** Data to process follows **

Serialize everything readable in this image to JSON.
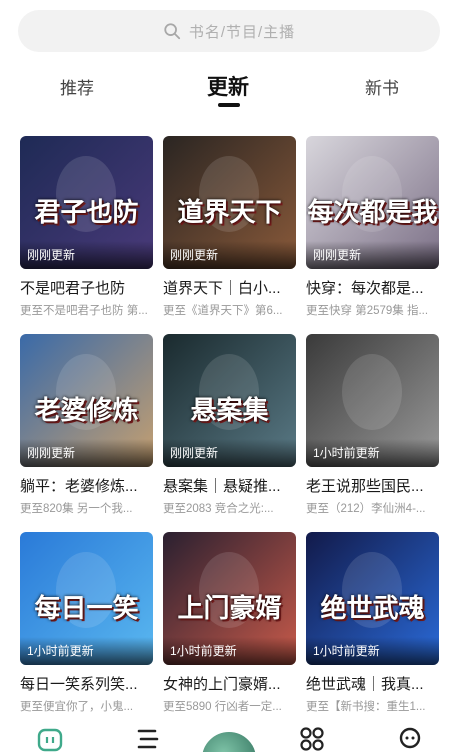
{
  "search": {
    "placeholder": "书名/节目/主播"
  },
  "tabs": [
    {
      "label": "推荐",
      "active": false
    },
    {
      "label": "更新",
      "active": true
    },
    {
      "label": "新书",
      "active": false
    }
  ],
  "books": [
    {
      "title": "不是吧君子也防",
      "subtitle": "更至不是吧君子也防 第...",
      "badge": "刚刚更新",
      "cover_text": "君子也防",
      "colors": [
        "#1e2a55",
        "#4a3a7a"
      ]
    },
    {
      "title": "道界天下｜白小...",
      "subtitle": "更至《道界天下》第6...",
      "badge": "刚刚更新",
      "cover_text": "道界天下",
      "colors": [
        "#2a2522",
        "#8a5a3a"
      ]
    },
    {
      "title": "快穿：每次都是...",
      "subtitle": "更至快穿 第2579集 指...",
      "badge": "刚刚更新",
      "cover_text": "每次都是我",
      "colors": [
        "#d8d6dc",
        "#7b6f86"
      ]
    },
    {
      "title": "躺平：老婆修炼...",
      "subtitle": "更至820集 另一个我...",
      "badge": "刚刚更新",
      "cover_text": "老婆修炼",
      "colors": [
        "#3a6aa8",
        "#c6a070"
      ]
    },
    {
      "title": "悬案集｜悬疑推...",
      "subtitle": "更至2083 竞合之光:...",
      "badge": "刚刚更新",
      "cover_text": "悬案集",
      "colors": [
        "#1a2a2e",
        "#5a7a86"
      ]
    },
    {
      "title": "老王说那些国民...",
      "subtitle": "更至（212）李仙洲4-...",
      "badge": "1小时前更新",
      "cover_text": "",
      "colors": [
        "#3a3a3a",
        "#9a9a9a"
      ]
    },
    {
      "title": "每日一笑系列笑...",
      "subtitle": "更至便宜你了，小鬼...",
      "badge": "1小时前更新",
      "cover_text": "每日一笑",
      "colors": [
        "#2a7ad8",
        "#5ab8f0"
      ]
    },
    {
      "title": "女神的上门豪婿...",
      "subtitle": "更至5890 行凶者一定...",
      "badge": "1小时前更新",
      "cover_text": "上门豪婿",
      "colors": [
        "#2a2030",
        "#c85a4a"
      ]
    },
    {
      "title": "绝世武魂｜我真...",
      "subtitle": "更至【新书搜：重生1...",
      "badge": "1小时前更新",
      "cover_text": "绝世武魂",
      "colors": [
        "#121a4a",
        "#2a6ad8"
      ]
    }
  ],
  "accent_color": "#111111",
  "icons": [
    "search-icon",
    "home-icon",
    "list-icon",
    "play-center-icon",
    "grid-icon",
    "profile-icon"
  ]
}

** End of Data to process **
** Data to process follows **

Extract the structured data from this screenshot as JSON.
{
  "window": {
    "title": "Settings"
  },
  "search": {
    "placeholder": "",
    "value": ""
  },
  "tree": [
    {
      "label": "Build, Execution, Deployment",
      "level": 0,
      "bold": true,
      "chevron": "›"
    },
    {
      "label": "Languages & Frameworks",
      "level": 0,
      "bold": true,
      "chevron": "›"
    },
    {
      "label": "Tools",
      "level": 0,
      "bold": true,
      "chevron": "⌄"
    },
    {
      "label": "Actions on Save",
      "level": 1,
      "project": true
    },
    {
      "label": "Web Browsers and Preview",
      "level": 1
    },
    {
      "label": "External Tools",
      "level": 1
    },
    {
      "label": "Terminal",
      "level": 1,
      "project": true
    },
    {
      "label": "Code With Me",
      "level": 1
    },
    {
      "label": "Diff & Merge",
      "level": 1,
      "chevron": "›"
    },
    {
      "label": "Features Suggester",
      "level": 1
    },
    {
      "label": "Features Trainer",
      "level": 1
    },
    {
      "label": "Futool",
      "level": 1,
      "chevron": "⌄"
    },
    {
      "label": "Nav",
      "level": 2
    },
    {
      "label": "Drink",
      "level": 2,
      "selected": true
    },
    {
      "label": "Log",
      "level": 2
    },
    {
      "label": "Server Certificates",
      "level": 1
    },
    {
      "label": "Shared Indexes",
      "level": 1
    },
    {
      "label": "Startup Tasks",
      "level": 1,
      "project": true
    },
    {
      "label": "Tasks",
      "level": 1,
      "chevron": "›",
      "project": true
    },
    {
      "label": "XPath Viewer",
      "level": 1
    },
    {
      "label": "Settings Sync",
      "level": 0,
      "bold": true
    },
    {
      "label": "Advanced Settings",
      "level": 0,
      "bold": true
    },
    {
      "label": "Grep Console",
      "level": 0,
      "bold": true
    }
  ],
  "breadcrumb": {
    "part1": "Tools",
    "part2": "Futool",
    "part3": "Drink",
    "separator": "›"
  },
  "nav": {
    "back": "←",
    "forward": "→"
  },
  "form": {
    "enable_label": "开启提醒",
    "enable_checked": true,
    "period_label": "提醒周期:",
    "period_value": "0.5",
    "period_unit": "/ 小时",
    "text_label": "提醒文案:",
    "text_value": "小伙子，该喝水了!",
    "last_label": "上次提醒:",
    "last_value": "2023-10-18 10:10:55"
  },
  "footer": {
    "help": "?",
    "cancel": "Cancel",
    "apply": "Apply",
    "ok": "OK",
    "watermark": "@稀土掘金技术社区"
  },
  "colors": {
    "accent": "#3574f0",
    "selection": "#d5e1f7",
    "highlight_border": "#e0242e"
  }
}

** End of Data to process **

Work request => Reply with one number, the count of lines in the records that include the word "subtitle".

Exercise result => 9